|Common Threads (Common Sense)|
I planted these flowers together (Echinacea purpurea ‘Razzmatazz’ and Geranium sanguineum ‘Rozanne’) because they share two common elements.
The first element? That raspberry color so obvious in Razzmatazz, and so delicate in Rozanne. The second? A slightly twisting curl. Again, showy in the reflexed petals of Razzmatazz (which becomes more pronounced as the flower develops. You can see an example here.) Yet, Rozanne’s twist is subtle — and visible only on close inspection of the stamens. Do you see it?
Now, when I plant a large bed using these flowers, I don’t really expect anyone to comment on these details, but I believe that on a subtle level, the bed works precisely because of the accretion of tiny resonances. We feel them more than we see them.
Rules of form, composition, balance, color theory, et cetera, all work to a point, but do not carry us over the line from technical excellence to art. To do that, the rules (or the rule breaking) must be in service of a larger intent: to deepen the relationship of the viewer to your artistic motivation.
The garden, rather than this photograph, was the expression of my intent, by the way. My intent does not translate visually: you have to feel it. So imagine with me: a children’s garden, a safe enclosure for a play area, conceived as a loving hug. From the arc of the flower beds, to the tiniest flower stamens — every element in this garden suggests a safe embrace of loving arms.

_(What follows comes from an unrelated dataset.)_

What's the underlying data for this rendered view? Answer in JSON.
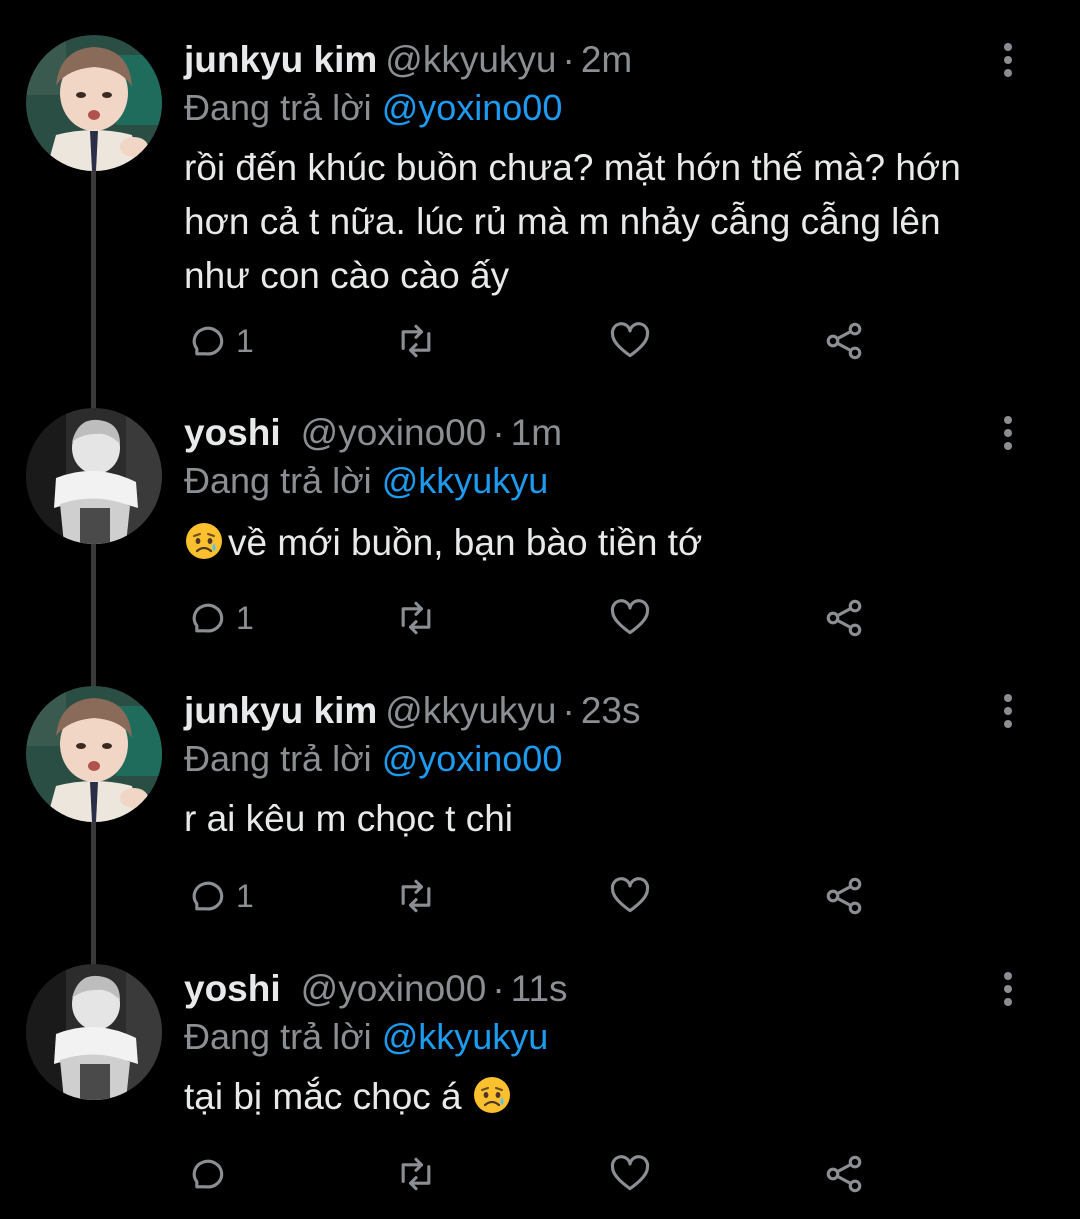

Does the photograph convey that? Hell, no. But in the garden? Yes.
Happy, silly, playful energetic love grows there.